▶ Try it
The lines you return should be those containing the string "image", taken from the data below.

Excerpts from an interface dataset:
------------------------
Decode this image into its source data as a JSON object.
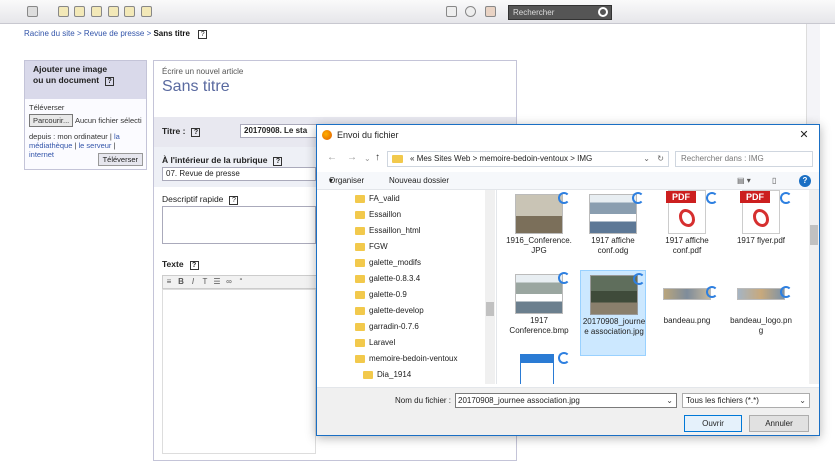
{
  "toolbar": {
    "search_placeholder": "Rechercher"
  },
  "breadcrumb": {
    "root": "Racine du site",
    "sep": ">",
    "section": "Revue de presse",
    "current": "Sans titre",
    "help": "?"
  },
  "upload": {
    "title_line1": "Ajouter une image",
    "title_line2": "ou un document",
    "help": "?",
    "televerser_label": "Téléverser",
    "browse_label": "Parcourir...",
    "no_file": "Aucun fichier sélectionné",
    "from_label": "depuis : mon ordinateur",
    "link_mediatheque": "la médiathèque",
    "link_serveur": "le serveur",
    "link_internet": "internet",
    "submit": "Téléverser"
  },
  "editor": {
    "new_article": "Écrire un nouvel article",
    "page_title": "Sans titre",
    "titre_label": "Titre :",
    "titre_value": "20170908. Le sta",
    "rubrique_label": "À l'intérieur de la rubrique",
    "rubrique_value": "07. Revue de presse",
    "descriptif_label": "Descriptif rapide",
    "texte_label": "Texte",
    "help": "?"
  },
  "dialog": {
    "title": "Envoi du fichier",
    "close": "✕",
    "path": [
      "«",
      "Mes Sites Web",
      ">",
      "memoire-bedoin-ventoux",
      ">",
      "IMG"
    ],
    "search_placeholder": "Rechercher dans : IMG",
    "organiser": "Organiser",
    "nouveau_dossier": "Nouveau dossier",
    "help": "?",
    "tree": [
      "FA_valid",
      "Essaillon",
      "Essaillon_html",
      "FGW",
      "galette_modifs",
      "galette-0.8.3.4",
      "galette-0.9",
      "galette-develop",
      "garradin-0.7.6",
      "Laravel",
      "memoire-bedoin-ventoux",
      "Dia_1914"
    ],
    "files": [
      {
        "name": "1916_Conference.JPG",
        "kind": "photo"
      },
      {
        "name": "1917 affiche conf.odg",
        "kind": "photo"
      },
      {
        "name": "1917 affiche conf.pdf",
        "kind": "pdf"
      },
      {
        "name": "1917 flyer.pdf",
        "kind": "pdf"
      },
      {
        "name": "1917 Conference.bmp",
        "kind": "photo"
      },
      {
        "name": "20170908_journee association.jpg",
        "kind": "photo"
      },
      {
        "name": "bandeau.png",
        "kind": "banner"
      },
      {
        "name": "bandeau_logo.png",
        "kind": "banner"
      },
      {
        "name": "",
        "kind": "doc"
      }
    ],
    "pdf_band": "PDF",
    "filename_label": "Nom du fichier :",
    "filename_value": "20170908_journee association.jpg",
    "filetype_value": "Tous les fichiers (*.*)",
    "open_button": "Ouvrir",
    "cancel_button": "Annuler"
  }
}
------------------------
▶ Exercise response
Decode this image into its source data as a JSON object.
    "title_line1": "Ajouter une image",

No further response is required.